• Divorce •
June 19, 2007
Our greeting cards betray us. According to Hallmark, Americans gave approximately 103 million Father’s Day cards this past weekend, but only half of those were given to fathers.
March 26, 2007
David Blankenhorn, president of the Institute for American Values, takes on the issue of same-sex marriage in The Future of Marriage, soon to be released by Encounter Books. Blankenhorn brings a wealth of insight to the book, arguing that Western nations have been “deinstitutionalizing” marriage for decades.
March 15, 2007
USA Today features an article about Mississippi native David Blankenhorn, president of the Institute for American Values in New York, and author of the new book, The Future of Marriage.

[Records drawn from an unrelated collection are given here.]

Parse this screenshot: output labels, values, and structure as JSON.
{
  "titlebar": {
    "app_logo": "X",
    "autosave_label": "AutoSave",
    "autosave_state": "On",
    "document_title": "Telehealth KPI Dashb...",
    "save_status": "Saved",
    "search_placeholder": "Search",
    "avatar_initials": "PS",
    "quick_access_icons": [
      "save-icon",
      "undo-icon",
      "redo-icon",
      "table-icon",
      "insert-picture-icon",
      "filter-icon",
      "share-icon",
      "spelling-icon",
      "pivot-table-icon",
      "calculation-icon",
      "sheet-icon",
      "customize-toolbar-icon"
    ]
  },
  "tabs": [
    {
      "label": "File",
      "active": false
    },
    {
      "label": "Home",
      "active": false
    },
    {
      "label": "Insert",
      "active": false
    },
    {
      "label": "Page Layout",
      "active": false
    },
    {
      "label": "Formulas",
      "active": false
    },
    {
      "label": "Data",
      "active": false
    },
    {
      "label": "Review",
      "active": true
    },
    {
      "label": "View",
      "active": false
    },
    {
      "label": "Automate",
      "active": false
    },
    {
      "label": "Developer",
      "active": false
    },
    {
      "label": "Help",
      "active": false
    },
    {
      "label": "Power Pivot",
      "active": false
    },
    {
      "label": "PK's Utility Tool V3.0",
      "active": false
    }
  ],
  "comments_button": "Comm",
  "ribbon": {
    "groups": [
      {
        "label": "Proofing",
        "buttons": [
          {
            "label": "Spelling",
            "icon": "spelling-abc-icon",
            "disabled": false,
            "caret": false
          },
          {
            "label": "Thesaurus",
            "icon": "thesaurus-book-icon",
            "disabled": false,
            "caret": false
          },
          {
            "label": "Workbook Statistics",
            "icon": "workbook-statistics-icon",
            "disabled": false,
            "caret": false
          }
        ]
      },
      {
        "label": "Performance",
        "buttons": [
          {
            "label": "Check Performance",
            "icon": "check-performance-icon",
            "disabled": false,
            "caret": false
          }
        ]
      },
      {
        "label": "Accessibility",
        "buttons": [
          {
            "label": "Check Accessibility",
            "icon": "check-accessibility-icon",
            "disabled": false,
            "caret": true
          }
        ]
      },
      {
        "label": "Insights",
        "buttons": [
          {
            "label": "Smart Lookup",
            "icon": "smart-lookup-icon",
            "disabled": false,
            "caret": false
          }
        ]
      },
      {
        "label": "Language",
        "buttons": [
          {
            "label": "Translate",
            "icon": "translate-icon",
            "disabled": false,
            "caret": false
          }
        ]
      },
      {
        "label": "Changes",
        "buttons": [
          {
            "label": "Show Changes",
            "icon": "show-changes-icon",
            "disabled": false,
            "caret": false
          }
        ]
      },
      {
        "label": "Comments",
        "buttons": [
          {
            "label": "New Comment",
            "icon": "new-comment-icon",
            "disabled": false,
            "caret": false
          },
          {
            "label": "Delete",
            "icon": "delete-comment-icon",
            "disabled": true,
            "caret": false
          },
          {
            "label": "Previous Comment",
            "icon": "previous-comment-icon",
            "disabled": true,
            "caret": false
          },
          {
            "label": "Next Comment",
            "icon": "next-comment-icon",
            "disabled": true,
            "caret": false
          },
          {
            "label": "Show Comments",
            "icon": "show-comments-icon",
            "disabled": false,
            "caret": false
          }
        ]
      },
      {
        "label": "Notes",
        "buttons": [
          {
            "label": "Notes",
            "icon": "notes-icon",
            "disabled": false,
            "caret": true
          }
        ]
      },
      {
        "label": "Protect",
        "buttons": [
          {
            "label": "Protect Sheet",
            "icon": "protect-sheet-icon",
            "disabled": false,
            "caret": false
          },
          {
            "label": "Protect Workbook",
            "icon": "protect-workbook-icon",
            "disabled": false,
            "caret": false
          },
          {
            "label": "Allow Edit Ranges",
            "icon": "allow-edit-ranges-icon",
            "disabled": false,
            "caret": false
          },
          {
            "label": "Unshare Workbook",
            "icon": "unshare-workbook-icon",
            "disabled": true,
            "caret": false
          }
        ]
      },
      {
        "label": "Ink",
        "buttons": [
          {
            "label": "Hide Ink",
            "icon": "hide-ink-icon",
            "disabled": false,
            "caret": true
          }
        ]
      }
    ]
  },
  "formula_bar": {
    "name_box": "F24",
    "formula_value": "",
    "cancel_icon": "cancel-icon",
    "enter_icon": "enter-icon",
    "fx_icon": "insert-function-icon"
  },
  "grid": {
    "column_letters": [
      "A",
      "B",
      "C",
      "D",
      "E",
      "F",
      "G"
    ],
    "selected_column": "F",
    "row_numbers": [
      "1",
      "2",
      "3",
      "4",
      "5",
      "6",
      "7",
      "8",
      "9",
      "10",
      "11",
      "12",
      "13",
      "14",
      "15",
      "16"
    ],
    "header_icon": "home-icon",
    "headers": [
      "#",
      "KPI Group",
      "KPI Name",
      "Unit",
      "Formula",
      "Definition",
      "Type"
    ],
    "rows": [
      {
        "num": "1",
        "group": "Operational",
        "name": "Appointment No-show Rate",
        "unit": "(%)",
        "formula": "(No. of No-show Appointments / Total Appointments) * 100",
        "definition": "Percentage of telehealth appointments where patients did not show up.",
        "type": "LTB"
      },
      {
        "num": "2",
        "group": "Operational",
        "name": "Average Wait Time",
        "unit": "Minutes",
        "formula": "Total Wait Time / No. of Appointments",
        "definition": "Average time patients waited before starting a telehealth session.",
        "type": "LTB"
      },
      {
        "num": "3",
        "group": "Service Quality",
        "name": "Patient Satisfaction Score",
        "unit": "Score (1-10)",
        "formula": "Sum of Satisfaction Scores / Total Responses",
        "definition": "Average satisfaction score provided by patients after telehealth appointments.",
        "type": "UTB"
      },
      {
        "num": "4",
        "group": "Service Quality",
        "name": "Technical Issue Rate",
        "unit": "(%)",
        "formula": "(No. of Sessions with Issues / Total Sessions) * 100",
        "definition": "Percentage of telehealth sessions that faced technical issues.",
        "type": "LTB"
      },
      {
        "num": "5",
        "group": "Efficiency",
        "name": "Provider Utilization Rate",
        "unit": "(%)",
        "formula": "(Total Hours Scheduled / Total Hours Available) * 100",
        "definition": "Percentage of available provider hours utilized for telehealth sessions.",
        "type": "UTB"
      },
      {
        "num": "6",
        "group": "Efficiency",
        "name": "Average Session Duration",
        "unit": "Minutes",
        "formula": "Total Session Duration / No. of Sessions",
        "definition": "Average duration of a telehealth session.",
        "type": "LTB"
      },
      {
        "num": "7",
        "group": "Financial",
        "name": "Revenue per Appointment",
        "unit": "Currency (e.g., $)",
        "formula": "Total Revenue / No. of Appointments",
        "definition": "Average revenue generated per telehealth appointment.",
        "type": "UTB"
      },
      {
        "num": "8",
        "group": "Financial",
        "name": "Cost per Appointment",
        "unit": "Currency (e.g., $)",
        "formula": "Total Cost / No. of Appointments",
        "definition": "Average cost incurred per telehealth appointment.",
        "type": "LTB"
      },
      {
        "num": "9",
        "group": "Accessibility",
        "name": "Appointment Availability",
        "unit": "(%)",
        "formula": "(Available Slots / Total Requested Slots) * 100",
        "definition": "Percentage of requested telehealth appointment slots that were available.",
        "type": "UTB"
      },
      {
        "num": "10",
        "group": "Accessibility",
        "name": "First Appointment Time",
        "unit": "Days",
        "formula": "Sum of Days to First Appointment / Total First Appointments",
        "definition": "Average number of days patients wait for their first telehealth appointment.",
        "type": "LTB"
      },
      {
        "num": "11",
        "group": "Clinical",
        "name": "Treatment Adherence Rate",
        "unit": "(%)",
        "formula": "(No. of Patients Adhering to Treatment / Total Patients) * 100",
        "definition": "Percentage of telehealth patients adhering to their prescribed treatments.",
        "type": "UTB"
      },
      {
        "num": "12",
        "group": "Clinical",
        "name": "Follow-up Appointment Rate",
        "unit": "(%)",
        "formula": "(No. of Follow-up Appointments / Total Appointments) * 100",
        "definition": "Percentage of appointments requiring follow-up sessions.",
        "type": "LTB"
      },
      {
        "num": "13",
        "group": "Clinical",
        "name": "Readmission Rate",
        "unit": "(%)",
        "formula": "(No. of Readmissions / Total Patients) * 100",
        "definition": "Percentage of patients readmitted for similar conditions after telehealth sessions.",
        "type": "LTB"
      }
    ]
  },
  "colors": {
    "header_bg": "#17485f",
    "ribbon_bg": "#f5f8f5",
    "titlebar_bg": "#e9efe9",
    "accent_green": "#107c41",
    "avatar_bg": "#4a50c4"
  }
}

Blankenhorn, the article notes, is sounding a warning about current redefinitions of marriage, precisely because fatherless “marriages,” regardless of their makeup, are damaging to children…
March 1, 2007
March 1, 2007
Kenneth Lowe is a young man with a message — and a rather stark message at that. He has written a powerful essay that serves as an indictment of his parents’ generation. The issue is divorce and the emotion is intense.
November 14, 2006
“The bottom line is that a heavily married society is a whole lot better off than one that’s not,” says David Popenoe, a professor of sociology at Rutger’s University and co-director of the National Marriage Project.
Popenoe’s statement should be read in light of sensationalistic media reports about the demise of marriage. Those reports were sparked by a U.S. Census Bureau report released just weeks ago. [See previous article here.]
Reporter John Johnson of The Cincinnati Enquirer took a look at the data in a front -page aricle published Sunday. His article is, in general, a fair overrview of the current status of marriage.
First he states the problem:
The National Marriage Project says the median age at first marriage went from 20 for females and 23 for males in 1960 to about 26 and 27, respectively, in 2005, the Marriage Project says.
Other reasons the National Marriage Project cites for declining marriage rates: the growing acceptance of unmarried cohabitation; a small decrease in the tendency of divorced people to remarry; and “some increase” in lifelong singlehood, although the actual amount of the latter won’t be known until the lives of young and middle-age adults run their course.
Unmarried cohabitation is particularly popular among people who’ve come from divorced-parent homes, says David Popenoe, a professor of sociology at Rutgers and co-director of the National Marriage Project.
Why would the children of divorce be more inclined to co-habitation? Johnson answers: “They’ve seen their parents divorce, and that’s the last thing they want to go through themselves.”
The most interesting part of the article is the statement by Popenoe to the effect that “a heavily married society is a whole lot better off than one that’s not. That is a fascinating argument, and one that can be related to so many different fronts of the marriage question. A “heavily married society” should be a goal of social policy and cultural expectation. The alternative is a society in which marriage is effectively marginalized.
June 9, 2006
By now, any observer with a modicum of moral insight is aware that marriage is an institution in crisis. Nevertheless, one of the most significant factors contributing to this crisis is often overlooked, and that one factor has led to the breakup of more marriages than any other–no-fault divorce. Today, Dr. Albert Mohler considers no-fault divorce laws and their effect on the institution of marriage.
June 8, 2006
February 24, 2006
This week, The Christian Century features an interview with Elizabeth Marquardt, author of Between Two Worlds: The Inner Lives of Children of Divorce. Marquardt’s research helps to document the fact that there is no such thing as the “good divorce,” as is often claimed by those who support the divorce industry.